• Your task:
Each line below that contains the word "Long" must be copied.
START Provided material
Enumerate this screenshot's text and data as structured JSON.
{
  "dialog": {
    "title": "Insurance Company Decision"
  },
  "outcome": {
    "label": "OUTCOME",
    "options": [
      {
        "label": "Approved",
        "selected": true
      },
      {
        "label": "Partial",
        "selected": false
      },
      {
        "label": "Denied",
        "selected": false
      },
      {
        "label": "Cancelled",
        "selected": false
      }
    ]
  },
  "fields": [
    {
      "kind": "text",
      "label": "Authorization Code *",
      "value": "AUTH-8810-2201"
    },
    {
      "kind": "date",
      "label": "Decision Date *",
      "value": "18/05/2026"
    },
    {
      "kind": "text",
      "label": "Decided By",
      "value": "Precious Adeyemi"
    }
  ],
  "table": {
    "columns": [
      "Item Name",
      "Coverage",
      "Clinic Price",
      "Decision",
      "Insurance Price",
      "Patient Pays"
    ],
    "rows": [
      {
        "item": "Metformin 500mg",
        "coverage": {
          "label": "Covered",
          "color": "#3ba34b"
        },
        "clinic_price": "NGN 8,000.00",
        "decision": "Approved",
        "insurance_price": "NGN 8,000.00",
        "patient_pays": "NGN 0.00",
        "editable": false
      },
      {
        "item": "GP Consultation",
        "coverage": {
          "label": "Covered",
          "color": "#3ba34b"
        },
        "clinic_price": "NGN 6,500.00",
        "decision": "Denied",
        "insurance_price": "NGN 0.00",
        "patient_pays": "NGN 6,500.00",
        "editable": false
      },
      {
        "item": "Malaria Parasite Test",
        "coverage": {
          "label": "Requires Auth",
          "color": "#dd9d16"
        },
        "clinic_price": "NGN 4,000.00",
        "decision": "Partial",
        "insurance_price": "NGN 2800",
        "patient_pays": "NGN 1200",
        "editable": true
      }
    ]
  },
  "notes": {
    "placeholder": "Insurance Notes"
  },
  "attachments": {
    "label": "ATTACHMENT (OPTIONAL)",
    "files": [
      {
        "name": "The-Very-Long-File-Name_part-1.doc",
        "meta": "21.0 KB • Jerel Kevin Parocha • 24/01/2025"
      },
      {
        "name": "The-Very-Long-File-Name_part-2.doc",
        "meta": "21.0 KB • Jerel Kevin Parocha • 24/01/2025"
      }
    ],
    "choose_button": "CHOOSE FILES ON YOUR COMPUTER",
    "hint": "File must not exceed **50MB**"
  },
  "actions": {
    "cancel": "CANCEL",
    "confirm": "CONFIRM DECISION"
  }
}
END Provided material
• Result:
        "name": "The-Very-Long-File-Name_part-1.doc",
        "name": "The-Very-Long-File-Name_part-2.doc",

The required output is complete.